Politicians have gambled on getting away with this, partly because they can’t imagine needing large forces again.
They are just about willing to support targeted air or drone strikes against terrorists in the Middle East but scoff at the idea of ever again putting “boots on the ground”.
They know voters still feel angry and misled about the Iraq war and are bruised by the sacrifices made in the long campaign against the Taliban.
When money is tight, it is easier to pick on defence than health and education.
This is risky and irresponsible, as it assumes that tomorrow will be like today and yesterday – when the evidence points the other way.
For years, the main threat to UK security has been terrorism, so it has made sense to prioritise intelligence services and policing.

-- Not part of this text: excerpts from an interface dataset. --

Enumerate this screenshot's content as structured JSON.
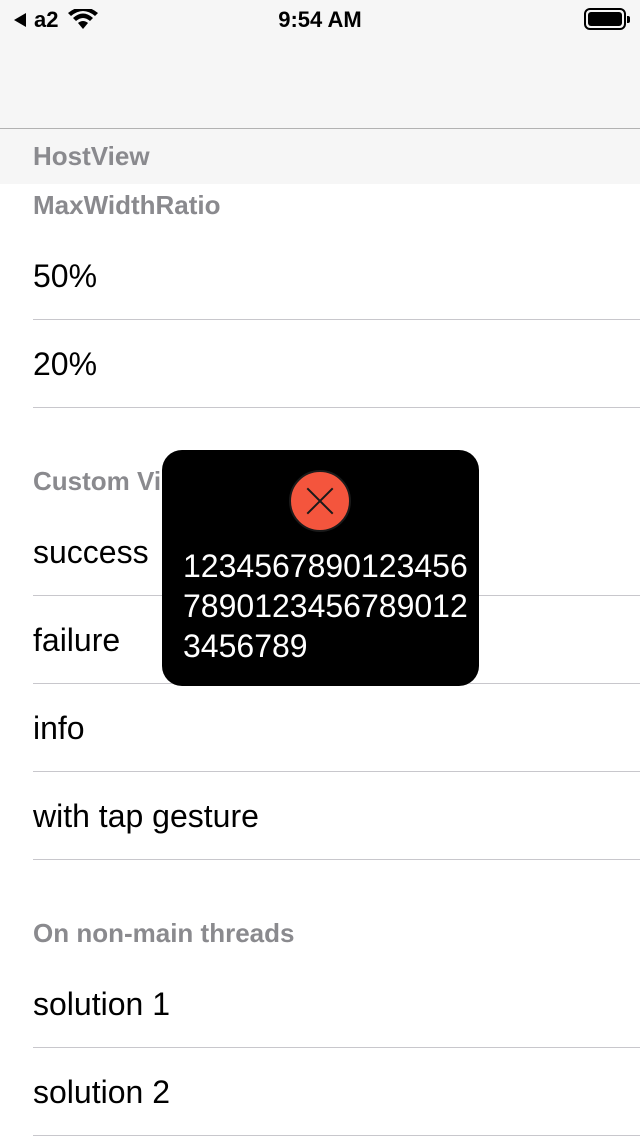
{
  "status_bar": {
    "back_app": "a2",
    "time": "9:54 AM"
  },
  "sections": [
    {
      "header": "HostView",
      "subheader": "MaxWidthRatio",
      "rows": [
        "50%",
        "20%"
      ]
    },
    {
      "header": "Custom View",
      "rows": [
        "success",
        "failure",
        "info",
        "with tap gesture"
      ]
    },
    {
      "header": "On non-main threads",
      "rows": [
        "solution 1",
        "solution 2"
      ]
    }
  ],
  "toast": {
    "message": "123456789012345678901234567890123456789",
    "icon": "close-icon",
    "background": "#000000",
    "icon_color": "#f4553d"
  }
}
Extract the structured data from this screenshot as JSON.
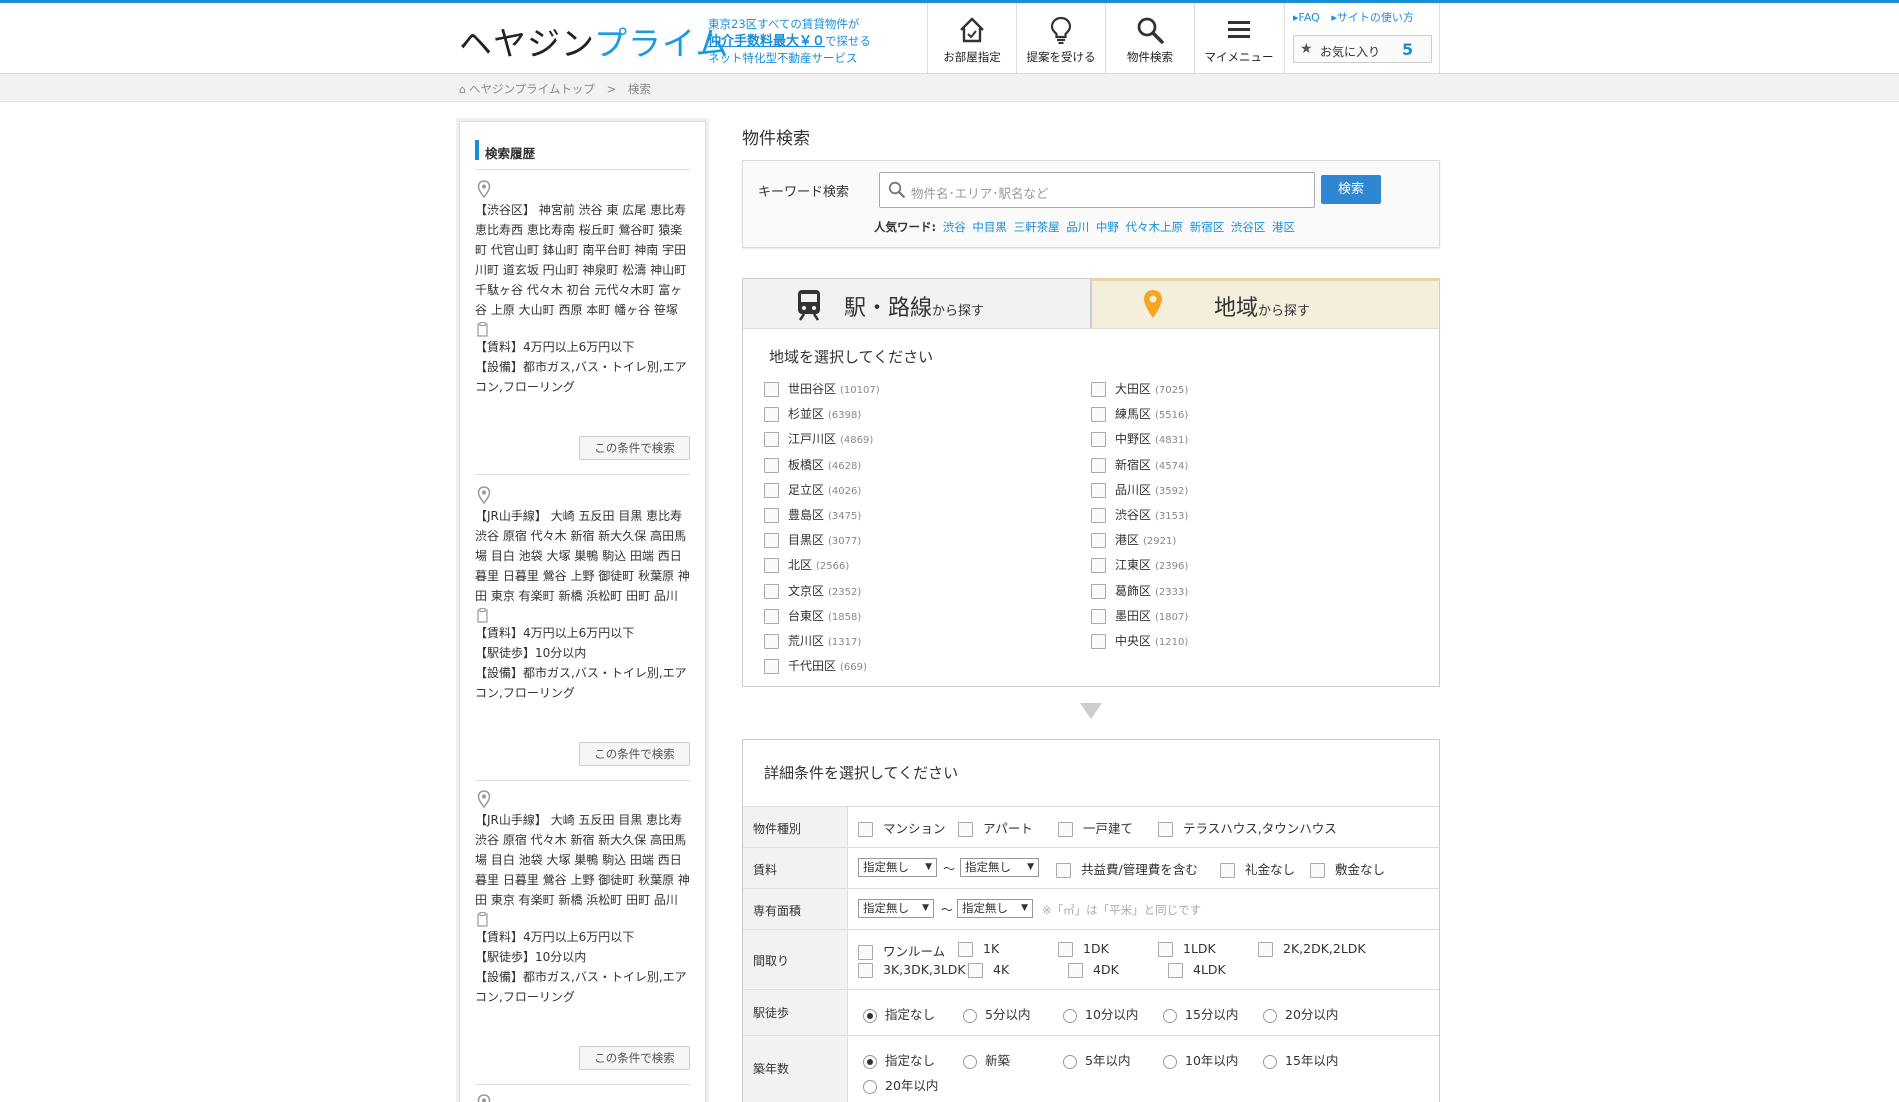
{
  "header": {
    "logo_a": "ヘヤジン",
    "logo_b": "プライム",
    "tagline_1": "東京23区すべての賃貸物件が",
    "tagline_hl": "仲介手数料最大￥０",
    "tagline_2": "で探せる",
    "tagline_3": "ネット特化型不動産サービス",
    "nav": [
      "お部屋指定",
      "提案を受ける",
      "物件検索",
      "マイメニュー"
    ],
    "link_faq": "FAQ",
    "link_howto": "サイトの使い方",
    "fav_label": "お気に入り",
    "fav_count": "5"
  },
  "breadcrumb": {
    "home": "ヘヤジンプライムトップ",
    "sep": ">",
    "current": "検索"
  },
  "sidebar": {
    "title": "検索履歴",
    "button": "この条件で検索",
    "history": [
      {
        "area": "【渋谷区】 神宮前 渋谷 東 広尾 恵比寿 恵比寿西 恵比寿南 桜丘町 鶯谷町 猿楽町 代官山町 鉢山町 南平台町 神南 宇田川町 道玄坂 円山町 神泉町 松濤 神山町 千駄ヶ谷 代々木 初台 元代々木町 富ヶ谷 上原 大山町 西原 本町 幡ヶ谷 笹塚",
        "conds": [
          "【賃料】4万円以上6万円以下",
          "【設備】都市ガス,バス・トイレ別,エアコン,フローリング"
        ]
      },
      {
        "area": "【JR山手線】 大崎 五反田 目黒 恵比寿 渋谷 原宿 代々木 新宿 新大久保 高田馬場 目白 池袋 大塚 巣鴨 駒込 田端 西日暮里 日暮里 鶯谷 上野 御徒町 秋葉原 神田 東京 有楽町 新橋 浜松町 田町 品川",
        "conds": [
          "【賃料】4万円以上6万円以下",
          "【駅徒歩】10分以内",
          "【設備】都市ガス,バス・トイレ別,エアコン,フローリング"
        ]
      },
      {
        "area": "【JR山手線】 大崎 五反田 目黒 恵比寿 渋谷 原宿 代々木 新宿 新大久保 高田馬場 目白 池袋 大塚 巣鴨 駒込 田端 西日暮里 日暮里 鶯谷 上野 御徒町 秋葉原 神田 東京 有楽町 新橋 浜松町 田町 品川",
        "conds": [
          "【賃料】4万円以上6万円以下",
          "【駅徒歩】10分以内",
          "【設備】都市ガス,バス・トイレ別,エアコン,フローリング"
        ]
      }
    ]
  },
  "main": {
    "title": "物件検索",
    "kw_label": "キーワード検索",
    "kw_placeholder": "物件名･エリア･駅名など",
    "kw_button": "検索",
    "popular_label": "人気ワード:",
    "popular": [
      "渋谷",
      "中目黒",
      "三軒茶屋",
      "品川",
      "中野",
      "代々木上原",
      "新宿区",
      "渋谷区",
      "港区"
    ],
    "tab_station_big": "駅・路線",
    "tab_station_small": "から探す",
    "tab_area_big": "地域",
    "tab_area_small": "から探す",
    "area_head": "地域を選択してください",
    "wards_left": [
      {
        "name": "世田谷区",
        "count": "(10107)"
      },
      {
        "name": "杉並区",
        "count": "(6398)"
      },
      {
        "name": "江戸川区",
        "count": "(4869)"
      },
      {
        "name": "板橋区",
        "count": "(4628)"
      },
      {
        "name": "足立区",
        "count": "(4026)"
      },
      {
        "name": "豊島区",
        "count": "(3475)"
      },
      {
        "name": "目黒区",
        "count": "(3077)"
      },
      {
        "name": "北区",
        "count": "(2566)"
      },
      {
        "name": "文京区",
        "count": "(2352)"
      },
      {
        "name": "台東区",
        "count": "(1858)"
      },
      {
        "name": "荒川区",
        "count": "(1317)"
      },
      {
        "name": "千代田区",
        "count": "(669)"
      }
    ],
    "wards_right": [
      {
        "name": "大田区",
        "count": "(7025)"
      },
      {
        "name": "練馬区",
        "count": "(5516)"
      },
      {
        "name": "中野区",
        "count": "(4831)"
      },
      {
        "name": "新宿区",
        "count": "(4574)"
      },
      {
        "name": "品川区",
        "count": "(3592)"
      },
      {
        "name": "渋谷区",
        "count": "(3153)"
      },
      {
        "name": "港区",
        "count": "(2921)"
      },
      {
        "name": "江東区",
        "count": "(2396)"
      },
      {
        "name": "葛飾区",
        "count": "(2333)"
      },
      {
        "name": "墨田区",
        "count": "(1807)"
      },
      {
        "name": "中央区",
        "count": "(1210)"
      }
    ],
    "detail_head": "詳細条件を選択してください",
    "type_label": "物件種別",
    "types": [
      "マンション",
      "アパート",
      "一戸建て",
      "テラスハウス,タウンハウス"
    ],
    "rent_label": "賃料",
    "rent_min": "指定無し",
    "rent_max": "指定無し",
    "tilde": "～",
    "rent_opts": [
      "共益費/管理費を含む",
      "礼金なし",
      "敷金なし"
    ],
    "area_label": "専有面積",
    "area_min": "指定無し",
    "area_max": "指定無し",
    "area_note": "※「㎡」は「平米」と同じです",
    "layout_label": "間取り",
    "layouts_1": [
      "ワンルーム",
      "1K",
      "1DK",
      "1LDK",
      "2K,2DK,2LDK"
    ],
    "layouts_2": [
      "3K,3DK,3LDK",
      "4K",
      "4DK",
      "4LDK"
    ],
    "walk_label": "駅徒歩",
    "walks": [
      "指定なし",
      "5分以内",
      "10分以内",
      "15分以内",
      "20分以内"
    ],
    "age_label": "築年数",
    "ages": [
      "指定なし",
      "新築",
      "5年以内",
      "10年以内",
      "15年以内",
      "20年以内"
    ]
  }
}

Regimes such as Iran and North Korea have always been a worry but our enemies have been jihadis with knives or suicide vests and insurgents in Afghanistan.
These threats have not gone away but, as US defence chief Jim Mattis has warned, we have entered a new era of competition.
Today, we face formidable state-based adversaries, with far bigger armed forces than our own and an increasing technological edge.
We can no longer rely on superior airpower, weaponry and artificial intelligence to defeat those who threaten our security and way of life – and we may not have a choice about the time and place of a fight.
Though few can rival the superb training skills of the British military, when it comes to defence, size does matter.
However smart we are, there comes a point when the numbers start to pinch.
As a senior Army officer I interviewed for my new book put it, a small army going up against a huge army is going to get a kicking.
The next war is as likely to start at sea as anywhere else – and this is where the growing Chinese threat comes in.
This summer, a Royal Navy warship exercised its right to sail through the South China Sea, to underline an important principle.
Freedom of navigation for all vessels, so long as they do not harm others, is not just a nice tradition, it is a legal right, defined by international treaties.
The People’s Republic shows an increasing disdain for these rules and becomes ever cockier.
Unlike Russia, an economic basket case with a small population, China has the financial and human resources to match its geopolitical ambition.
It thinks nothing of trying to stop foreign ships going about their business.
Behind the scenes, Defence Secretary Gavin Williamson came under pressure from lily-livered government colleagues not to risk sending the Navy there.
Rightly, he stood his ground. He knows we cannot afford to give an inch.
Such troubles may seem far away but the ability of commercial vessels to use whatever routes they choose underpins global trade.
As a maritime nation and the world’s fifth largest economy, this matters more to us than most countries.
Our incredible new aircraft carriers will help send the message that the UK is still a force to be reckoned with but they are not enough.
As we prepare to leave the EU, there is another consideration: what kind of country do we want to be?
Most MPs are busy worrying about Brexit and their careers but we need to think about our new national identity and decide what part the UK will play on the world stage.
THE Americans, who view our diminishing military capability with alarm, warn that we cannot take the so-called special relationship for granted.
This is not lost on ambitious Emmanuel Macron, who spies an opening and is ploughing money into defence.
If we are not careful, we may find ourselves supplanted by France.
We must avoid playing into the hands of those who see Brexit as a sign of retreat.
As we head into a new future, free to set our own laws and strike trade deals, we will need hard power.
We cannot rely on dishing out foreign aid and throwing the odd cocktail party to remain at the top table.
Time and again, our forces have adapted to reduced circumstances without complaint even while hounded by unscrupulous lawyers pursuing false allegations of battlefield “abuses”.
They are among the best in the world: professional, disciplined, reliable, committed and brave. It is time for politicians to give them the resources they need – and deserve.